Published anonymously in 1776, six months before the Declaration of Independence, Paine’s Common Sense was a radical and impassioned call for America to free itself from British rule and set up an independent republican government. Savagely attacking hereditary kingship and aristocratic institutions, Paine urged a new beginning for his adopted country in which personal freedom and social equality would be upheld and economic and cultural progress encouraged.  His pamphlet was the first to speak directly to a mass audience – it went through fifty-six editions within a year of publication – and its assertive and often caustic style both embodied the democratic spirit he advocated, and converted thousands of citizens to the cause of American independence.

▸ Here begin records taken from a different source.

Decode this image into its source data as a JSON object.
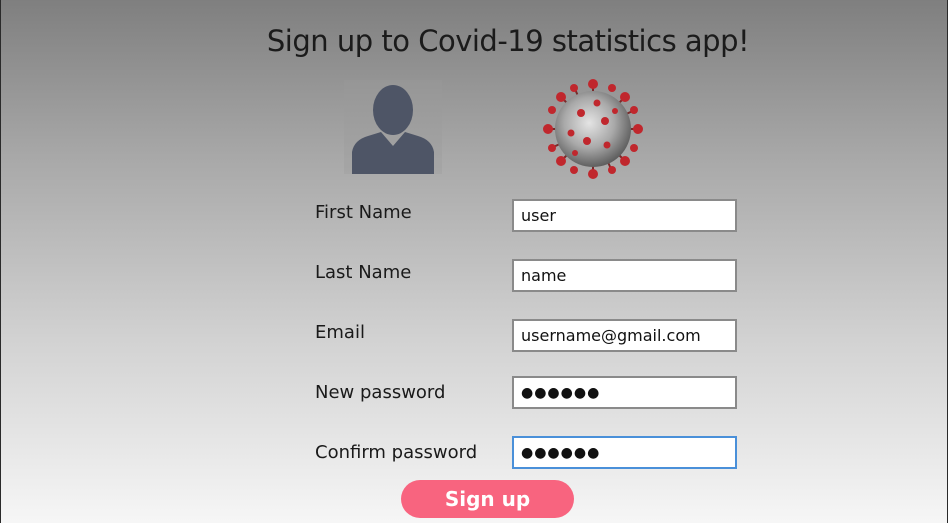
{
  "page": {
    "title": "Sign up to Covid-19 statistics app!"
  },
  "images": {
    "user_icon": "user-avatar-icon",
    "virus_icon": "coronavirus-icon"
  },
  "form": {
    "first_name": {
      "label": "First Name",
      "value": "user"
    },
    "last_name": {
      "label": "Last Name",
      "value": "name"
    },
    "email": {
      "label": "Email",
      "value": "username@gmail.com"
    },
    "new_password": {
      "label": "New password",
      "value": "●●●●●●"
    },
    "confirm_password": {
      "label": "Confirm password",
      "value": "●●●●●●"
    }
  },
  "submit": {
    "label": "Sign up"
  },
  "colors": {
    "accent": "#f8647f",
    "focus_border": "#4a90d9",
    "avatar": "#4e5566"
  }
}
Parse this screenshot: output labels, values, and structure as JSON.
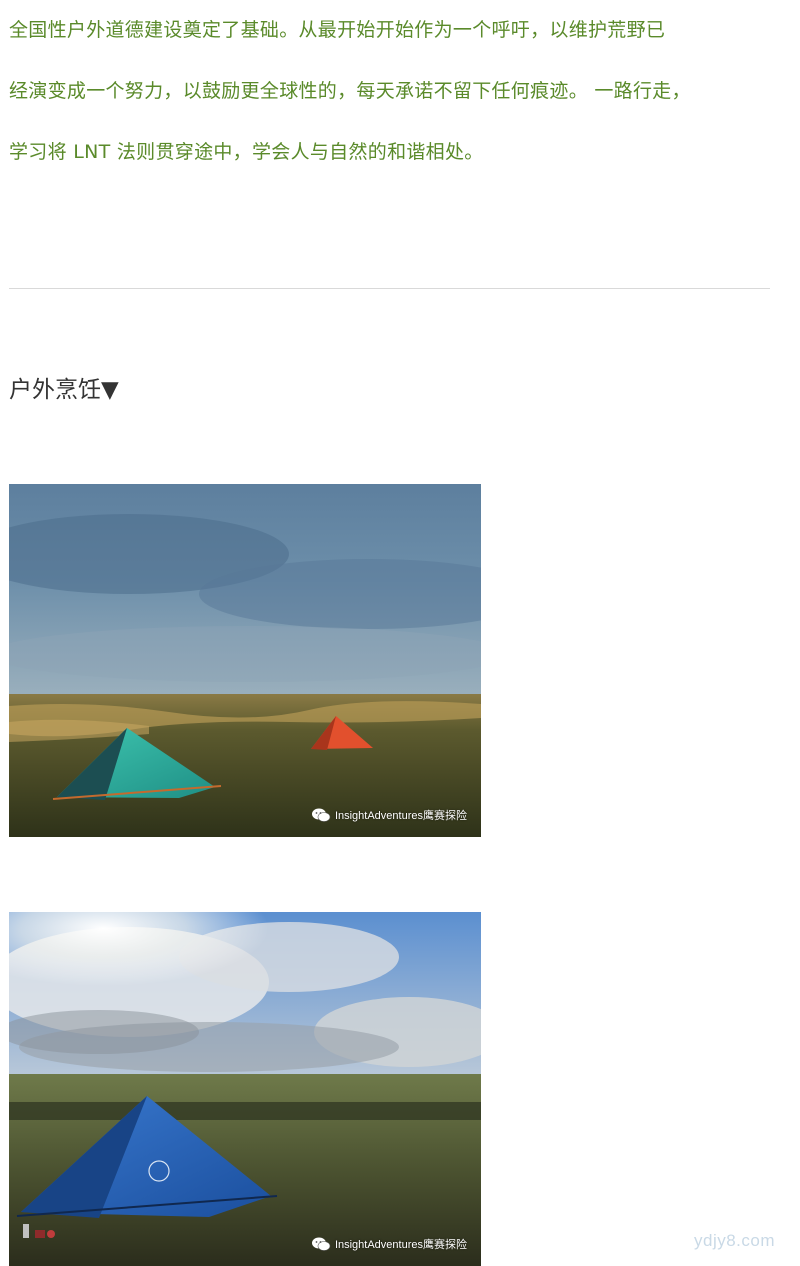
{
  "intro": {
    "lines": [
      "全国性户外道德建设奠定了基础。从最开始开始作为一个呼吁，以维护荒野已",
      "经演变成一个努力，以鼓励更全球性的，每天承诺不留下任何痕迹。 一路行走，",
      "学习将 LNT 法则贯穿途中，学会人与自然的和谐相处。"
    ]
  },
  "section": {
    "heading": "户外烹饪▼"
  },
  "photos": [
    {
      "icon": "wechat-icon",
      "watermark": "InsightAdventures鹰赛探险"
    },
    {
      "icon": "wechat-icon",
      "watermark": "InsightAdventures鹰赛探险"
    }
  ],
  "site_mark": "ydjy8.com",
  "colors": {
    "intro_text": "#5a8a2a",
    "heading_text": "#333333",
    "divider": "#d9d9d9",
    "site_mark": "#c9d9e6"
  }
}
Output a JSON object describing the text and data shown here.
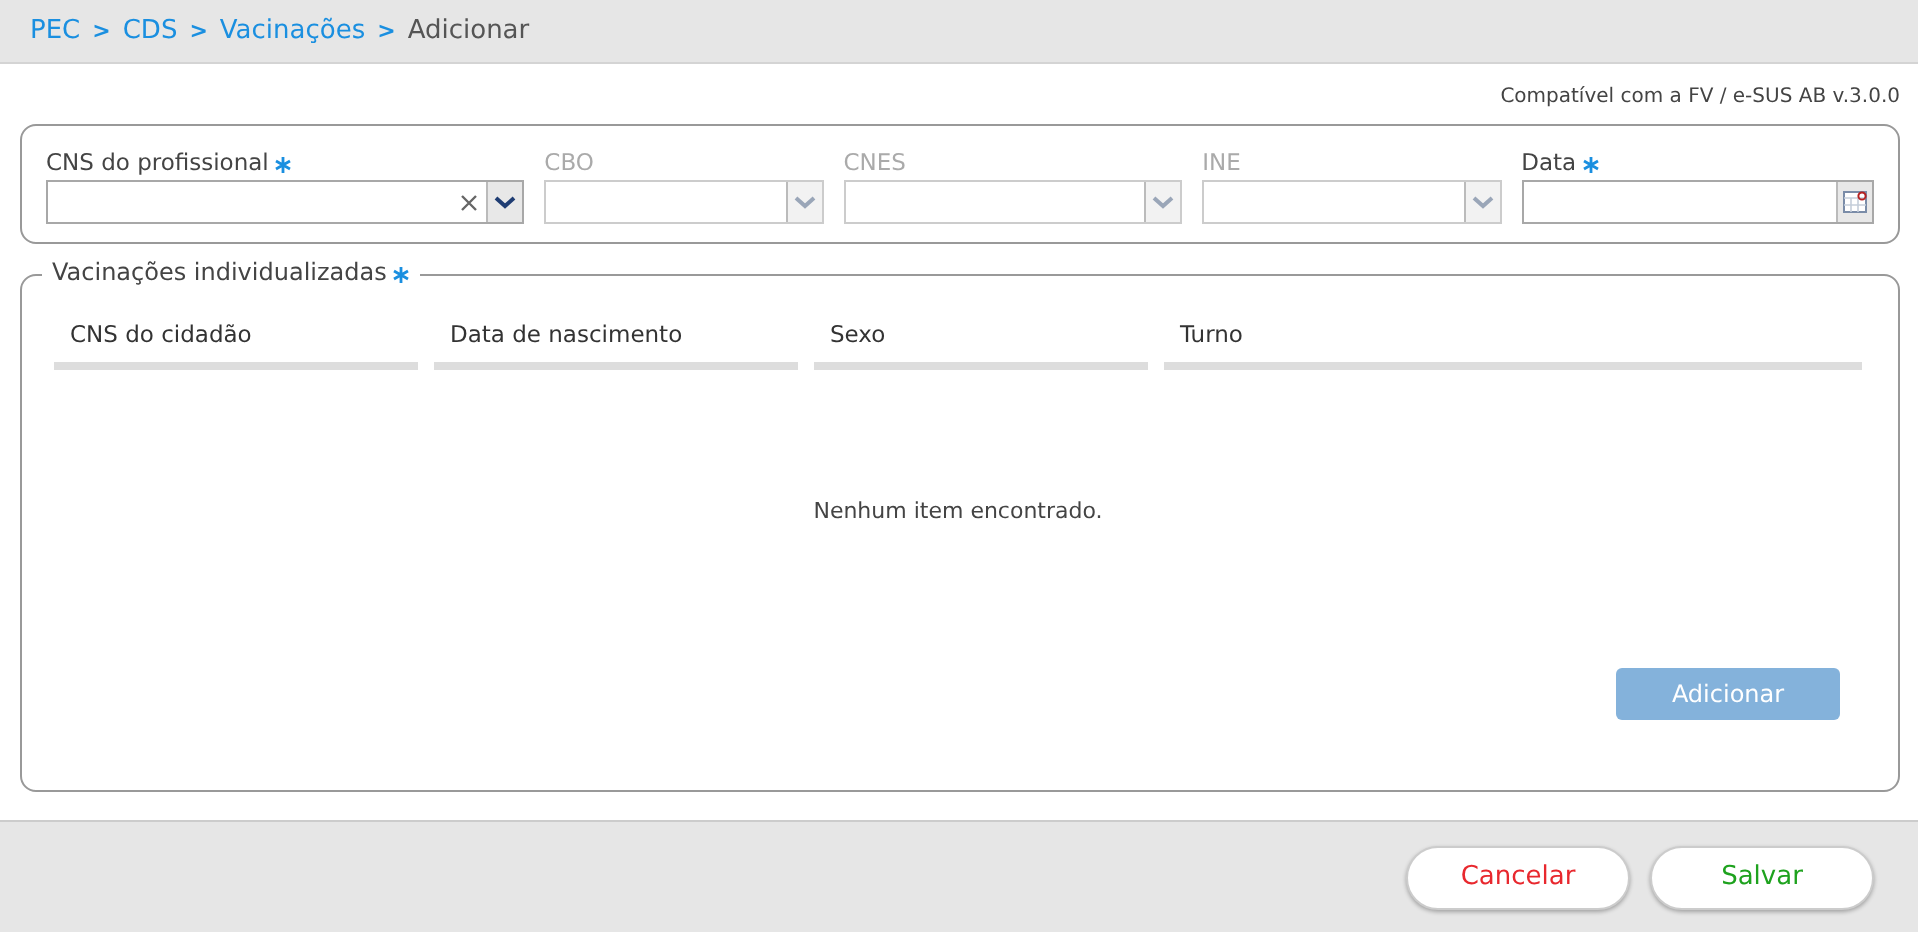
{
  "breadcrumb": [
    {
      "label": "PEC",
      "link": true
    },
    {
      "separator": ">",
      "label": "CDS",
      "link": true
    },
    {
      "separator": ">",
      "label": "Vacinações",
      "link": true
    },
    {
      "separator": ">",
      "label": "Adicionar",
      "link": false
    }
  ],
  "version_note": "Compatível com a FV / e-SUS AB v.3.0.0",
  "fields": [
    {
      "label": "CNS do profissional",
      "kind": "combo",
      "required": true,
      "disabled": false,
      "clearable": true
    },
    {
      "label": "CBO",
      "kind": "combo",
      "required": false,
      "disabled": true,
      "clearable": false
    },
    {
      "label": "CNES",
      "kind": "combo",
      "required": false,
      "disabled": true,
      "clearable": false
    },
    {
      "label": "INE",
      "kind": "combo",
      "required": false,
      "disabled": true,
      "clearable": false
    },
    {
      "label": "Data",
      "kind": "date",
      "required": true,
      "disabled": false,
      "clearable": false
    }
  ],
  "vaccinations": {
    "legend": "Vacinações individualizadas",
    "required": true,
    "columns": [
      "CNS do cidadão",
      "Data de nascimento",
      "Sexo",
      "Turno"
    ],
    "empty_message": "Nenhum item encontrado.",
    "add_button": {
      "label": "Adicionar",
      "disabled": true
    }
  },
  "footer_buttons": [
    {
      "label": "Cancelar",
      "kind": "cancel"
    },
    {
      "label": "Salvar",
      "kind": "save"
    }
  ]
}
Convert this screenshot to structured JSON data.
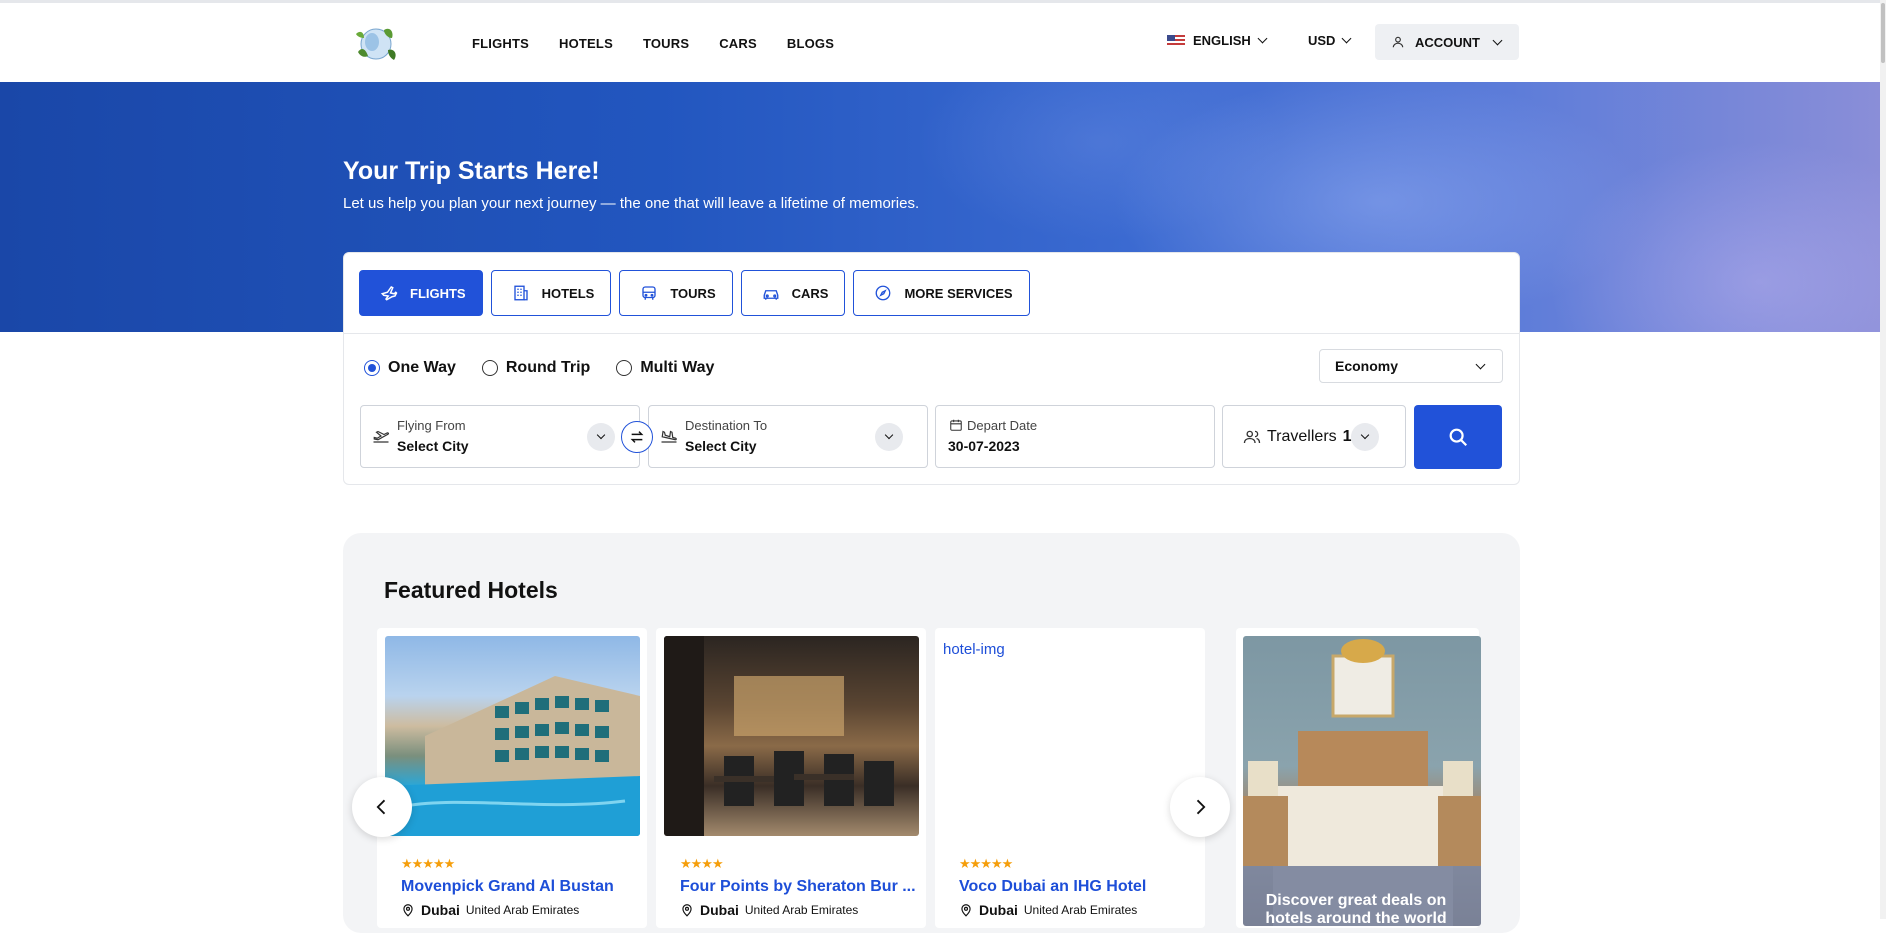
{
  "header": {
    "nav": [
      "FLIGHTS",
      "HOTELS",
      "TOURS",
      "CARS",
      "BLOGS"
    ],
    "language": "ENGLISH",
    "currency": "USD",
    "account": "ACCOUNT"
  },
  "hero": {
    "title": "Your Trip Starts Here!",
    "subtitle": "Let us help you plan your next journey — the one that will leave a lifetime of memories."
  },
  "search": {
    "tabs": [
      {
        "label": "FLIGHTS",
        "icon": "plane-icon",
        "active": true
      },
      {
        "label": "HOTELS",
        "icon": "building-icon",
        "active": false
      },
      {
        "label": "TOURS",
        "icon": "bus-icon",
        "active": false
      },
      {
        "label": "CARS",
        "icon": "car-icon",
        "active": false
      },
      {
        "label": "MORE SERVICES",
        "icon": "compass-icon",
        "active": false
      }
    ],
    "trip_types": [
      "One Way",
      "Round Trip",
      "Multi Way"
    ],
    "selected_trip": "One Way",
    "cabin_class": "Economy",
    "from": {
      "label": "Flying From",
      "value": "Select City"
    },
    "to": {
      "label": "Destination To",
      "value": "Select City"
    },
    "depart": {
      "label": "Depart Date",
      "value": "30-07-2023"
    },
    "travellers": {
      "label": "Travellers",
      "count": "1"
    }
  },
  "featured": {
    "title": "Featured Hotels",
    "hotels": [
      {
        "name": "Movenpick Grand Al Bustan",
        "stars": "★★★★★",
        "city": "Dubai",
        "country": "United Arab Emirates"
      },
      {
        "name": "Four Points by Sheraton Bur ...",
        "stars": "★★★★",
        "city": "Dubai",
        "country": "United Arab Emirates"
      },
      {
        "name": "Voco Dubai an IHG Hotel",
        "stars": "★★★★★",
        "city": "Dubai",
        "country": "United Arab Emirates",
        "image_alt": "hotel-img"
      }
    ],
    "promo": "Discover great deals on hotels around the world"
  },
  "colors": {
    "accent": "#2152d9",
    "link": "#1d4ed8",
    "star": "#f59e0b"
  }
}
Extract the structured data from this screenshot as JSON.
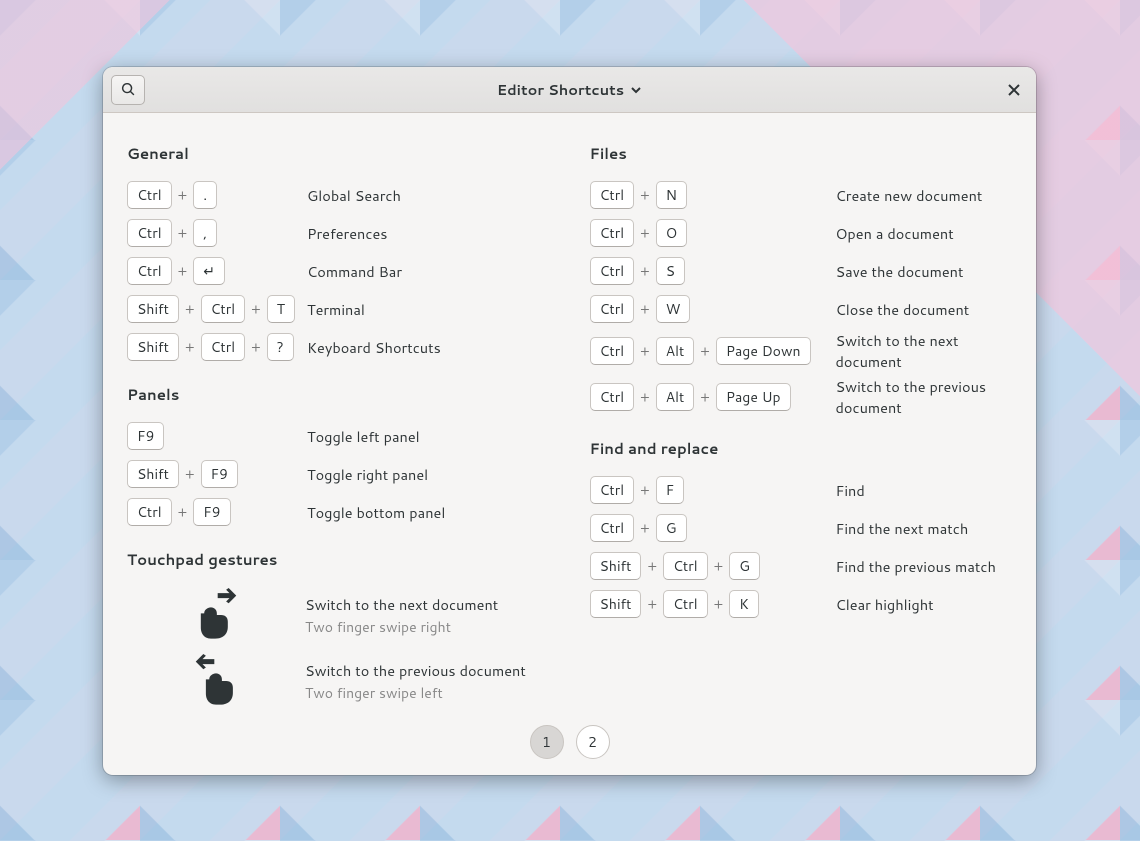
{
  "dialog": {
    "title": "Editor Shortcuts"
  },
  "pager": {
    "page1": "1",
    "page2": "2"
  },
  "left": {
    "general": {
      "title": "General",
      "rows": [
        {
          "keys": [
            "Ctrl",
            "."
          ],
          "desc": "Global Search"
        },
        {
          "keys": [
            "Ctrl",
            ","
          ],
          "desc": "Preferences"
        },
        {
          "keys": [
            "Ctrl",
            "↵"
          ],
          "desc": "Command Bar"
        },
        {
          "keys": [
            "Shift",
            "Ctrl",
            "T"
          ],
          "desc": "Terminal"
        },
        {
          "keys": [
            "Shift",
            "Ctrl",
            "?"
          ],
          "desc": "Keyboard Shortcuts"
        }
      ]
    },
    "panels": {
      "title": "Panels",
      "rows": [
        {
          "keys": [
            "F9"
          ],
          "desc": "Toggle left panel"
        },
        {
          "keys": [
            "Shift",
            "F9"
          ],
          "desc": "Toggle right panel"
        },
        {
          "keys": [
            "Ctrl",
            "F9"
          ],
          "desc": "Toggle bottom panel"
        }
      ]
    },
    "gestures": {
      "title": "Touchpad gestures",
      "rows": [
        {
          "dir": "right",
          "desc": "Switch to the next document",
          "sub": "Two finger swipe right"
        },
        {
          "dir": "left",
          "desc": "Switch to the previous document",
          "sub": "Two finger swipe left"
        }
      ]
    }
  },
  "right": {
    "files": {
      "title": "Files",
      "rows": [
        {
          "keys": [
            "Ctrl",
            "N"
          ],
          "desc": "Create new document"
        },
        {
          "keys": [
            "Ctrl",
            "O"
          ],
          "desc": "Open a document"
        },
        {
          "keys": [
            "Ctrl",
            "S"
          ],
          "desc": "Save the document"
        },
        {
          "keys": [
            "Ctrl",
            "W"
          ],
          "desc": "Close the document"
        },
        {
          "keys": [
            "Ctrl",
            "Alt",
            "Page Down"
          ],
          "desc": "Switch to the next document"
        },
        {
          "keys": [
            "Ctrl",
            "Alt",
            "Page Up"
          ],
          "desc": "Switch to the previous document"
        }
      ]
    },
    "find": {
      "title": "Find and replace",
      "rows": [
        {
          "keys": [
            "Ctrl",
            "F"
          ],
          "desc": "Find"
        },
        {
          "keys": [
            "Ctrl",
            "G"
          ],
          "desc": "Find the next match"
        },
        {
          "keys": [
            "Shift",
            "Ctrl",
            "G"
          ],
          "desc": "Find the previous match"
        },
        {
          "keys": [
            "Shift",
            "Ctrl",
            "K"
          ],
          "desc": "Clear highlight"
        }
      ]
    }
  }
}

Isaac Kramnick’s introduction examines Paine’s life and work within the context of the political and social changes taking place in Europe and America in the late eighteenth century.

 

Common Sense

Editor's Introduction
Background to the American Revolution, 1776
From staymaker to revolutionary: The life and career of Tom Paine
The argument of Common Sense
Bourgeois radicalism - the ideology of Tom Paine
Paine and the American bicentennial
Notes to Editor's Introduction
A Note on the Text
Suggestions for Further Reading

Common Sense
Introduction
Of the Origin and Design of Government in General
Of Monarchy and Hereditary Succession
Thoughts on the present State of American Affairs
Of the present Ability of America, with some misellaneous Reflexions
Appendix
To the Representatives of the Religious Society of the People called Quakers